Muchmore, the Oklahoma City senior, said he doesn’t know anyone in that movement. Instead, he sees individual Oklahomans accepting the vaccine or refusing it for myriad reasons, including concerns about side effects, a personal calculus of family health risks and a shared sense of outrage at the government telling people what to do. 

“There is general resentment among people in Oklahoma against the heavy hand,” Muchmore said. “There is irritation that people are forced to give up their jobs or retire from the Army” if they refuse the vaccine. “I hear a lot of complaints about that, and I share them.”  

But that didn’t stop Muchmore from getting vaccinated. He received his third booster shot last week. 

COVID-19 politics have burned hotter in some states than others.  

In West Virginia, “we had a Republican governor,” Jim Justice, “who was out there pushing vaccines,” said Mike Pushkin, chairman of the West Virginia Democratic Party. “When the vaccine was new, it was one of the easiest states to get vaccinated in. We had people showing up from New York, from Connecticut, from the other states because it was easier to get a vaccine here.” 

After a brisk rollout, “I think we hit a wall,” Pushkin said. “Everyone who wanted a vaccine in West Virginia got one, and then it stopped.” The statewide vaccination rate stands at 59 percent overall, 86 percent among seniors.  

In Idaho, activists gathered in the spring of 2021 for mask burnings. The state’s Republican lieutenant governor opposed mask mandates and once suggested, incorrectly, that vaccinated Idahoans were more likely to die.  

The anti-vaccine campaign resonated in Idaho, a state with a history of opting out of childhood immunizations. The statewide immunization rate dipped last year to 80.2 percent, dangerously low for maintaining herd immunity to polio, among other epidemiological horrors.  

“There’s what I could call an overly high value placed on parental control of their kids,” said Melissa Wintrow, a Democrat who serves on the Idaho state Senate. “It’s not very difficult to not be vaccinated in Idaho.” 

Idaho’s overall COVID-19 vaccination rate stands at 55 percent. Among seniors, by contrast, 89 percent have completed at least one round of shots and 71 percent are boosted, near the national averages.  

“When you think of older Idahoans, they’re not plugged into social media,” Wintrow said. “And I think that means they’re not getting the misinformation and conspiracy theories. People in this generation, they lived through other epidemics. They know about polio. They know about smallpox. They trust and believe in science.” 

Jerry Leonard of Moscow, Idaho, is 72 and fully vaccinated. He believes older Idahoans are more likely than the younger generation to heed the advice of public health leaders.  

“We see doctors a lot,” Leonard said. “The medical community in Idaho has been on top of this. And we listen to them. And it’s been a pretty clear message.” 

In the months since the mask burnings, COVID-19 protests in Idaho have died down. People in the state feel less pressure to vaccinate in secret, older Idahoans say.
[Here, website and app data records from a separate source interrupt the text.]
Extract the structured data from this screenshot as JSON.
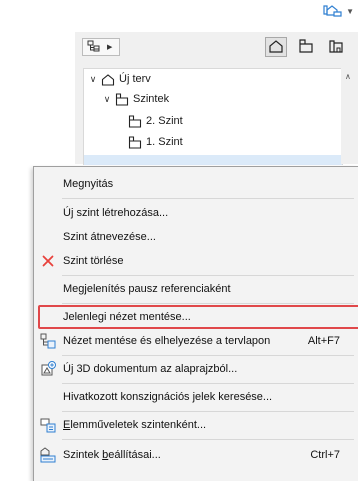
{
  "topbar": {
    "layout_button_icon": "layout-book-icon"
  },
  "navigator": {
    "toolbar": {
      "left_button_icon": "project-map-icon",
      "view_buttons": [
        {
          "name": "project-map-view",
          "selected": true
        },
        {
          "name": "view-map-view",
          "selected": false
        },
        {
          "name": "layout-book-view",
          "selected": false
        }
      ]
    },
    "tree": [
      {
        "label": "Új terv",
        "icon": "house-icon",
        "expanded": true,
        "level": 0
      },
      {
        "label": "Szintek",
        "icon": "stories-folder-icon",
        "expanded": true,
        "level": 1
      },
      {
        "label": "2. Szint",
        "icon": "story-icon",
        "level": 2
      },
      {
        "label": "1. Szint",
        "icon": "story-icon",
        "level": 2
      }
    ]
  },
  "context_menu": {
    "items": [
      {
        "id": "open",
        "label": "Megnyitás"
      },
      {
        "id": "new-story",
        "label": "Új szint létrehozása..."
      },
      {
        "id": "rename-story",
        "label": "Szint átnevezése..."
      },
      {
        "id": "delete-story",
        "label": "Szint törlése",
        "icon": "delete-x-icon",
        "icon_color": "#e8413b"
      },
      {
        "id": "show-as-trace",
        "label": "Megjelenítés pausz referenciaként"
      },
      {
        "id": "save-current-view",
        "label": "Jelenlegi nézet mentése...",
        "highlighted": true,
        "highlight_color": "#e0484a"
      },
      {
        "id": "save-and-place-view",
        "label": "Nézet mentése és elhelyezése a tervlapon",
        "shortcut": "Alt+F7",
        "icon": "save-place-view-icon"
      },
      {
        "id": "new-3d-document",
        "label": "Új 3D dokumentum az alaprajzból...",
        "icon": "new-3d-document-icon"
      },
      {
        "id": "find-markers",
        "label": "Hivatkozott konszignációs jelek keresése..."
      },
      {
        "id": "element-ops-by-story",
        "label_underlined": "E",
        "label_rest": "lemműveletek szintenként...",
        "icon": "element-operations-icon"
      },
      {
        "id": "story-settings",
        "label_start": "Szintek ",
        "label_underlined": "b",
        "label_end": "eállításai...",
        "shortcut": "Ctrl+7",
        "icon": "story-settings-icon"
      }
    ]
  }
}
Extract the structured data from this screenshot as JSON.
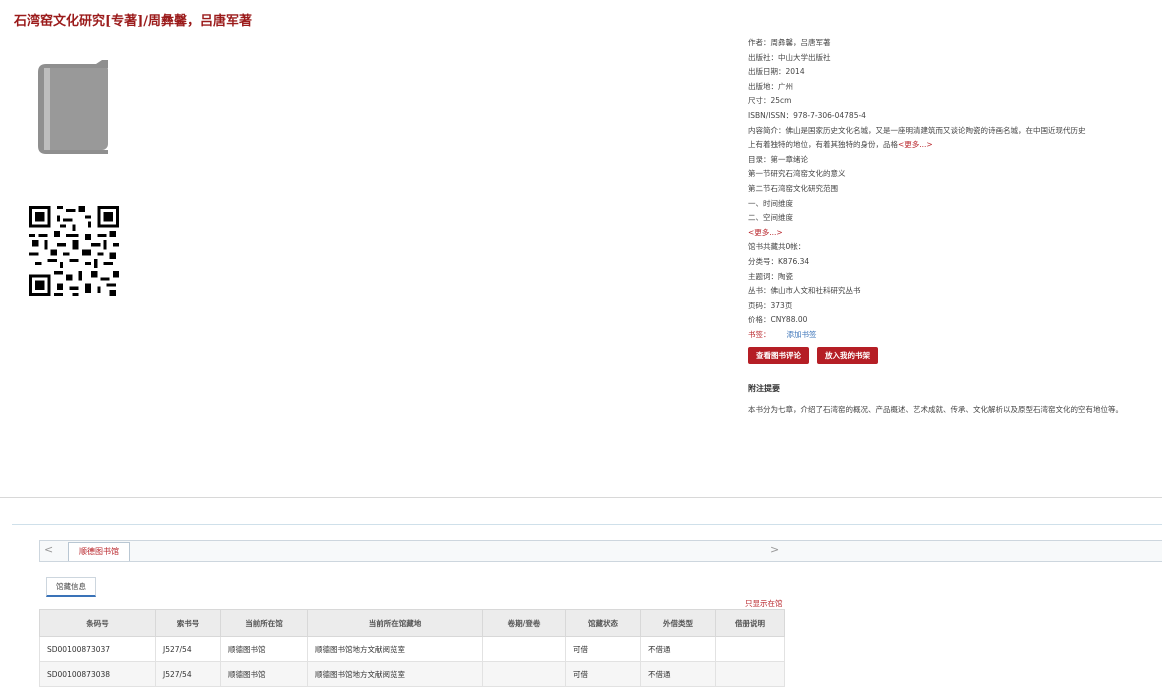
{
  "title": "石湾窑文化研究[专著]/周彝馨，吕唐军著",
  "info": {
    "author": "作者：周彝馨，吕唐军著",
    "publisher": "出版社：中山大学出版社",
    "pub_date": "出版日期：2014",
    "pub_place": "出版地：广州",
    "size": "尺寸：25cm",
    "isbn": "ISBN/ISSN：978-7-306-04785-4",
    "summary_1": "内容简介：佛山是国家历史文化名城，又是一座明清建筑而又谈论陶瓷的诗画名城，在中国近现代历史",
    "summary_2": "上有着独特的地位，有着其独特的身份，品格",
    "summary_more": "<更多...>",
    "toc_label": "目录：第一章绪论",
    "toc_1": "第一节研究石湾窑文化的意义",
    "toc_2": "第二节石湾窑文化研究范围",
    "toc_3": "一、时间维度",
    "toc_4": "二、空间维度",
    "toc_more": "<更多...>",
    "copies": "馆书共藏共0帐：",
    "class_no": "分类号：K876.34",
    "subject": "主题词：陶瓷",
    "series": "丛书：佛山市人文和社科研究丛书",
    "pages": "页码：373页",
    "price": "价格：CNY88.00",
    "tags_label": "书签：",
    "tags_link": "添加书签"
  },
  "buttons": {
    "review": "查看图书评论",
    "shelf": "放入我的书架"
  },
  "note": {
    "title": "附注提要",
    "text": "本书分为七章，介绍了石湾窑的概况、产品概述、艺术成就、传承、文化解析以及原型石湾窑文化的空有地位等。"
  },
  "tabs": {
    "prev": "<",
    "active": "顺德图书馆",
    "next": ">",
    "sub": "馆藏信息",
    "only_show": "只显示在馆"
  },
  "table": {
    "headers": [
      "条码号",
      "索书号",
      "当前所在馆",
      "当前所在馆藏地",
      "卷期/登卷",
      "馆藏状态",
      "外借类型",
      "借册说明"
    ],
    "rows": [
      [
        "SD00100873037",
        "J527/54",
        "顺德图书馆",
        "顺德图书馆地方文献阅览室",
        "",
        "可借",
        "不借通",
        ""
      ],
      [
        "SD00100873038",
        "J527/54",
        "顺德图书馆",
        "顺德图书馆地方文献阅览室",
        "",
        "可借",
        "不借通",
        ""
      ]
    ]
  },
  "colors": {
    "brand_red": "#b51e25",
    "link_blue": "#3a73b8",
    "title_red": "#9b1b1b"
  },
  "icons": {
    "book": "book-icon",
    "qr": "qr-code-icon"
  }
}
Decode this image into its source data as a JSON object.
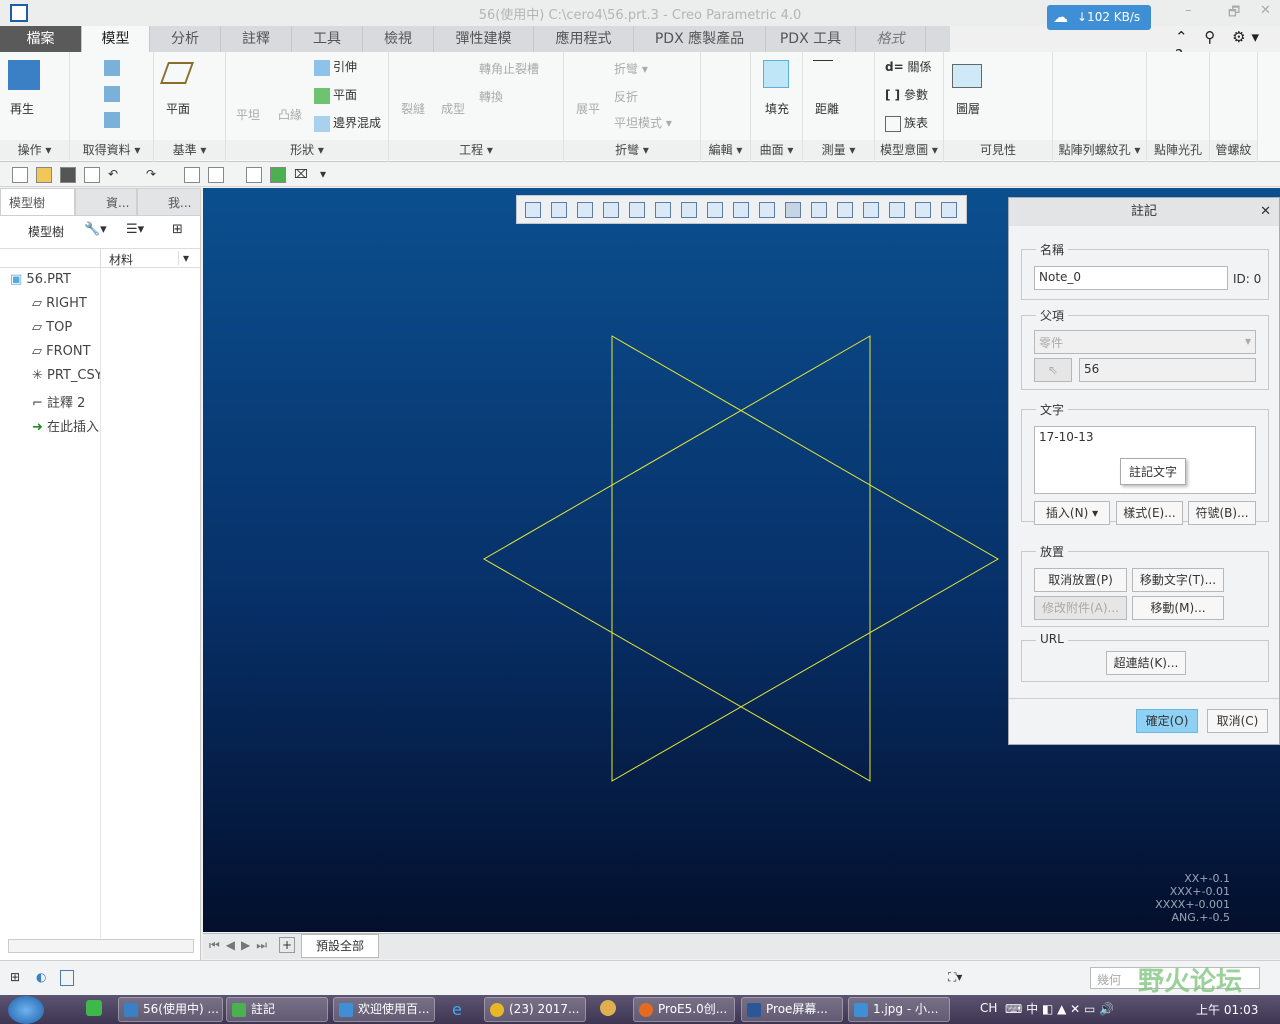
{
  "titlebar": {
    "title": "56(使用中) C:\\cero4\\56.prt.3 - Creo Parametric 4.0",
    "net_speed": "↓102 KB/s",
    "minimize": "–",
    "restore": "🗗",
    "close": "✕"
  },
  "tabs": [
    {
      "label": "檔案"
    },
    {
      "label": "模型"
    },
    {
      "label": "分析"
    },
    {
      "label": "註釋"
    },
    {
      "label": "工具"
    },
    {
      "label": "檢視"
    },
    {
      "label": "彈性建模"
    },
    {
      "label": "應用程式"
    },
    {
      "label": "PDX 應製產品"
    },
    {
      "label": "PDX 工具"
    },
    {
      "label": "格式"
    }
  ],
  "active_tab": "模型",
  "help_icons": "⌃ ⚲ ⚙▾ ?",
  "ribbon": {
    "groups": [
      {
        "label": "操作 ▾",
        "items": [
          "再生"
        ]
      },
      {
        "label": "取得資料 ▾",
        "items": []
      },
      {
        "label": "基準 ▾",
        "items": [
          "平面"
        ]
      },
      {
        "label": "形狀 ▾",
        "items": [
          "平坦",
          "凸緣",
          "引伸",
          "平面",
          "邊界混成"
        ]
      },
      {
        "label": "工程 ▾",
        "items": [
          "裂縫",
          "成型",
          "轉角止裂槽",
          "轉換"
        ]
      },
      {
        "label": "折彎 ▾",
        "items": [
          "展平",
          "折彎 ▾",
          "反折",
          "平坦模式 ▾"
        ]
      },
      {
        "label": "編輯 ▾",
        "items": []
      },
      {
        "label": "曲面 ▾",
        "items": [
          "填充"
        ]
      },
      {
        "label": "測量 ▾",
        "items": [
          "距離"
        ]
      },
      {
        "label": "模型意圖 ▾",
        "items": [
          "關係",
          "參數",
          "族表"
        ]
      },
      {
        "label": "可見性",
        "items": [
          "圖層"
        ]
      },
      {
        "label": "點陣列螺紋孔 ▾",
        "items": []
      },
      {
        "label": "點陣光孔",
        "items": []
      },
      {
        "label": "管螺紋",
        "items": []
      }
    ]
  },
  "left_panel": {
    "tabs": [
      "模型樹",
      "資...",
      "我..."
    ],
    "toolbar_label": "模型樹",
    "column": "材料",
    "tree": [
      {
        "label": "56.PRT",
        "icon": "part-icon"
      },
      {
        "label": "RIGHT",
        "icon": "datum-plane-icon"
      },
      {
        "label": "TOP",
        "icon": "datum-plane-icon"
      },
      {
        "label": "FRONT",
        "icon": "datum-plane-icon"
      },
      {
        "label": "PRT_CSYS",
        "icon": "csys-icon"
      },
      {
        "label": "註釋 2",
        "icon": "note-icon"
      },
      {
        "label": "在此插入",
        "icon": "insert-arrow-icon"
      }
    ]
  },
  "canvas": {
    "tolerances": [
      "XX+-0.1",
      "XXX+-0.01",
      "XXXX+-0.001",
      "ANG.+-0.5"
    ],
    "line_color": "#e6e632",
    "bg_top": "#0b4f8f",
    "bg_bottom": "#040f2c"
  },
  "bottom_tabs": {
    "label": "預設全部"
  },
  "status": {
    "filter_placeholder": "幾何"
  },
  "dialog": {
    "title": "註記",
    "name_legend": "名稱",
    "name_value": "Note_0",
    "id": "ID: 0",
    "parent_legend": "父項",
    "parent_type": "零件",
    "parent_value": "56",
    "text_legend": "文字",
    "text_value": "17-10-13",
    "tooltip": "註記文字",
    "insert": "插入(N)",
    "style": "樣式(E)...",
    "symbol": "符號(B)...",
    "placement_legend": "放置",
    "unplace": "取消放置(P)",
    "move_text": "移動文字(T)...",
    "modify_attach": "修改附件(A)...",
    "move": "移動(M)...",
    "url_legend": "URL",
    "hyperlink": "超連結(K)...",
    "ok": "確定(O)",
    "cancel": "取消(C)"
  },
  "taskbar": {
    "items": [
      "56(使用中) ...",
      "註記",
      "欢迎使用百...",
      "(23) 2017...",
      "ProE5.0创...",
      "Proe屏幕...",
      "1.jpg - 小..."
    ],
    "tray": "CH",
    "clock": "上午 01:03"
  },
  "watermark": "野火论坛"
}
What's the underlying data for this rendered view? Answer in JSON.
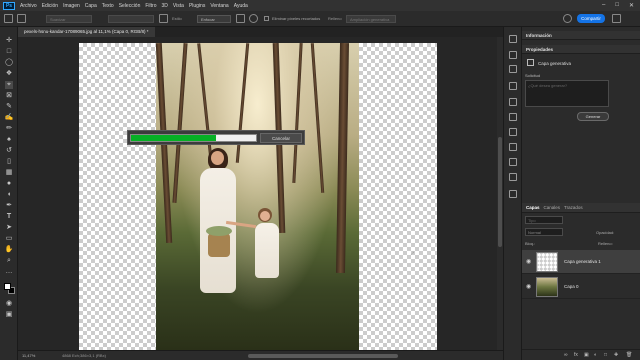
{
  "app": {
    "logo": "Ps"
  },
  "menu": [
    "Archivo",
    "Edición",
    "Imagen",
    "Capa",
    "Texto",
    "Selección",
    "Filtro",
    "3D",
    "Vista",
    "Plugins",
    "Ventana",
    "Ayuda"
  ],
  "options_bar": {
    "feather_field": "Suavizar",
    "blur_label": "Estilo",
    "select_subject": "Enfocar",
    "delete_cropped_label": "Eliminar píxeles recortados",
    "content_field": "Relleno",
    "content_value": "Ampliación generativa",
    "share_button": "Compartir"
  },
  "document": {
    "tab_title": "pexels-hsnu-kandar-17089065.jpg al 11,1% (Capa 0, RGB/8) *"
  },
  "progress": {
    "fraction": 0.68,
    "cancel_label": "Cancelar"
  },
  "status": {
    "zoom": "11,47%",
    "info": "4868 Ech;386×3,1 (RBx)"
  },
  "panels": {
    "info_header": "Información",
    "properties_header": "Propiedades",
    "layer_type": "Capa generativa",
    "request_label": "Solicitud",
    "prompt_placeholder": "¿Qué desea generar?",
    "generate_button": "Generar"
  },
  "layers": {
    "tabs": [
      "Capas",
      "Canales",
      "Trazados"
    ],
    "search_placeholder": "Tipo",
    "blend_mode": "Normal",
    "opacity_label": "Opacidad:",
    "lock_label": "Bloq.:",
    "fill_label": "Relleno:",
    "items": [
      {
        "name": "Capa generativa 1",
        "selected": true
      },
      {
        "name": "Capa 0",
        "selected": false
      }
    ]
  },
  "colors": {
    "accent": "#1473e6",
    "progress": "#06b025",
    "bg": "#1e1e1e"
  }
}
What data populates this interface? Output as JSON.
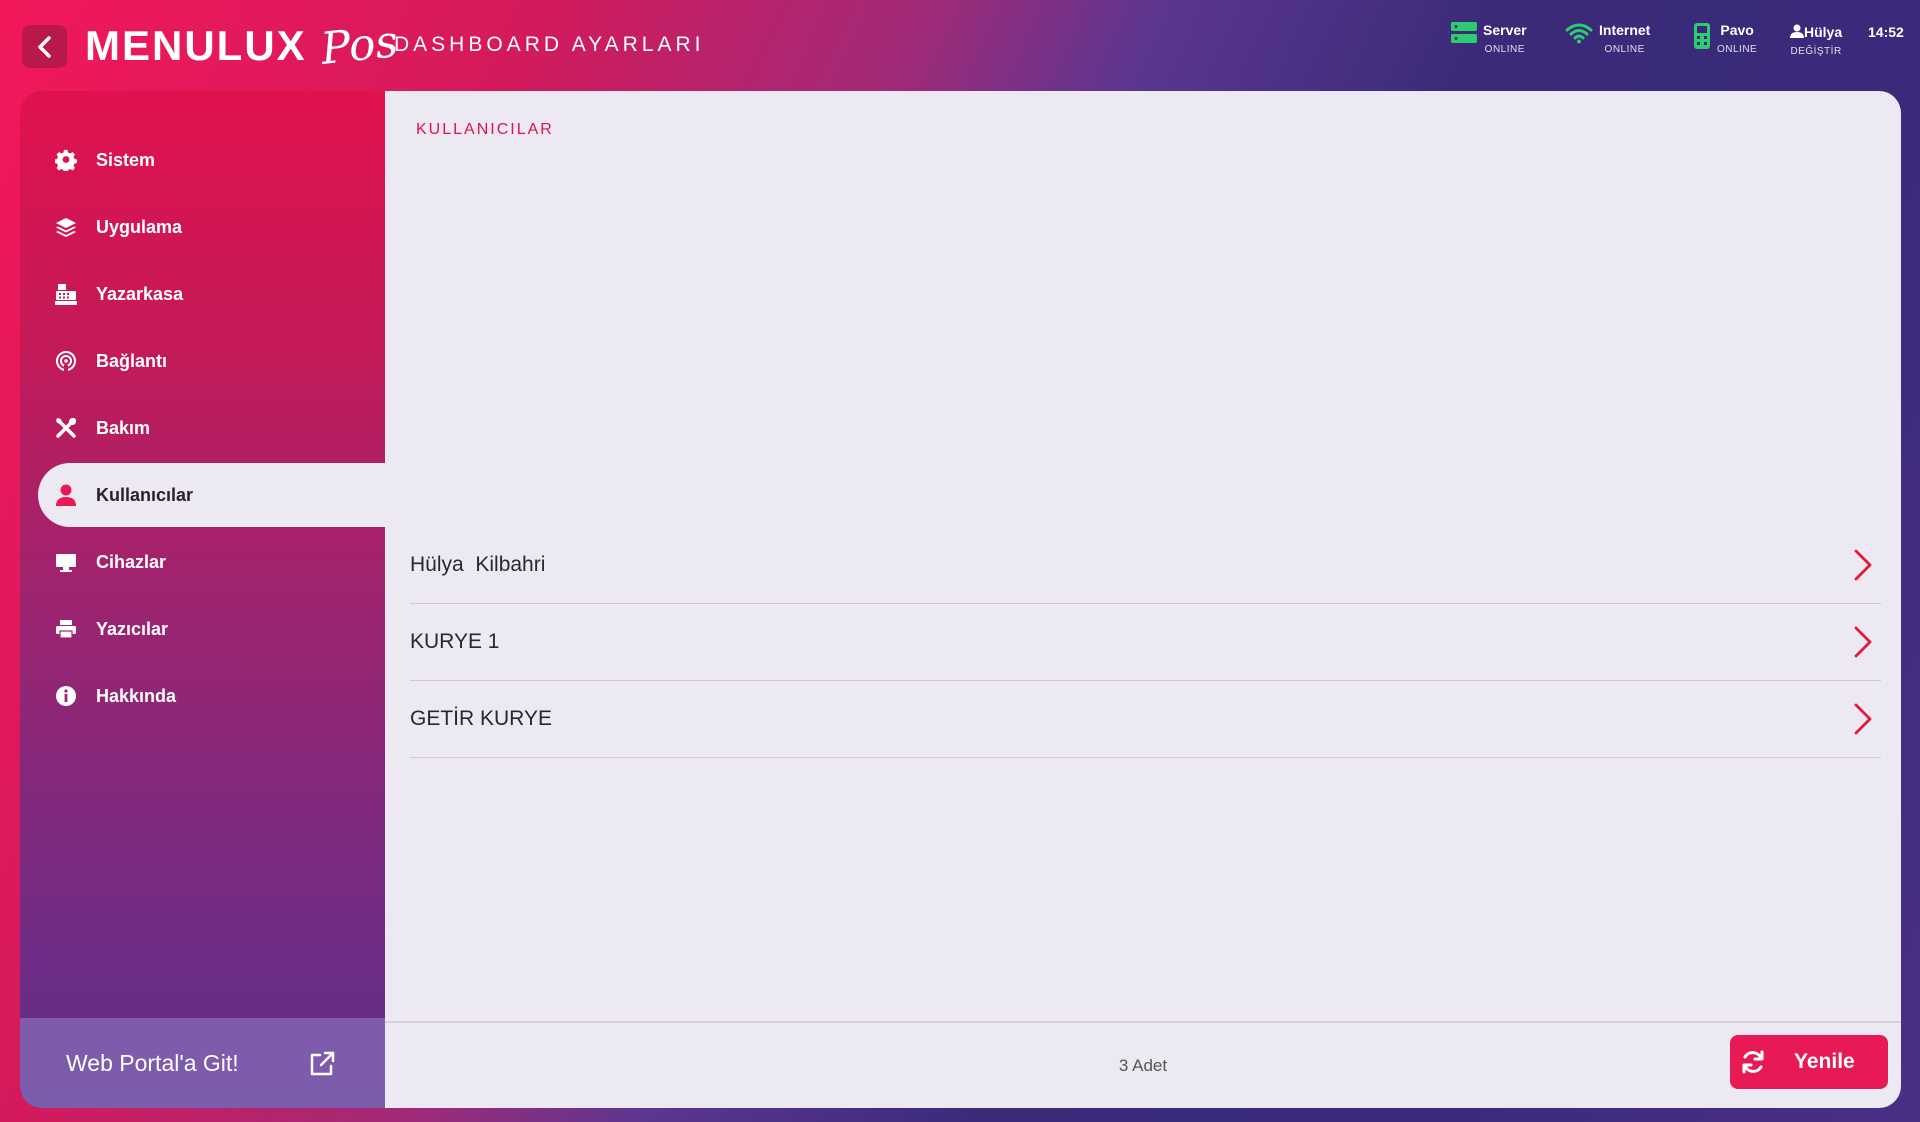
{
  "header": {
    "logo_text": "MENULUX",
    "logo_script": "Pos",
    "title": "DASHBOARD AYARLARI",
    "status": [
      {
        "name": "Server",
        "sub": "ONLINE",
        "icon": "server-icon"
      },
      {
        "name": "Internet",
        "sub": "ONLINE",
        "icon": "wifi-icon"
      },
      {
        "name": "Pavo",
        "sub": "ONLINE",
        "icon": "pos-terminal-icon"
      }
    ],
    "user": {
      "name": "Hülya",
      "sub": "DEĞİŞTİR",
      "icon": "user-icon"
    },
    "clock": "14:52",
    "status_color": "#2ecc71"
  },
  "sidebar": {
    "items": [
      {
        "label": "Sistem",
        "icon": "gear-icon"
      },
      {
        "label": "Uygulama",
        "icon": "layers-icon"
      },
      {
        "label": "Yazarkasa",
        "icon": "cash-register-icon"
      },
      {
        "label": "Bağlantı",
        "icon": "connection-icon"
      },
      {
        "label": "Bakım",
        "icon": "tools-icon"
      },
      {
        "label": "Kullanıcılar",
        "icon": "user-icon",
        "active": true
      },
      {
        "label": "Cihazlar",
        "icon": "monitor-icon"
      },
      {
        "label": "Yazıcılar",
        "icon": "printer-icon"
      },
      {
        "label": "Hakkında",
        "icon": "info-icon"
      }
    ],
    "web_portal_label": "Web Portal'a Git!"
  },
  "main": {
    "section_title": "KULLANICILAR",
    "users": [
      "Hülya  Kilbahri",
      "KURYE 1",
      "GETİR KURYE"
    ],
    "count_label": "3 Adet",
    "refresh_label": "Yenile"
  },
  "colors": {
    "accent": "#e81a55",
    "panel_bg": "#ece9f2"
  }
}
Mask wearing is both less common and more tolerated.  

“I got my booster at a Black Crowes concert right here in town,” said Wintrow, the state senator. “I posted it on social media. I got more likes on that than I did on The Black Crowes.” 

Public health leaders hope older Americans will ultimately settle into an annual routine, receiving a COVID-19 booster along with a seasonal flu shot. Roughly two-thirds of older Americans receive annual flu vaccines.  

Already, more than two-thirds of seniors in most deep-red states have received at least one COVID-19 booster, not far behind the national average of 71 percent for that age group. 

A much smaller share have scheduled second or third boosters. Nationally, 44 percent of seniors have received two or more COVID-19 booster shots.  

Courtesy: thehill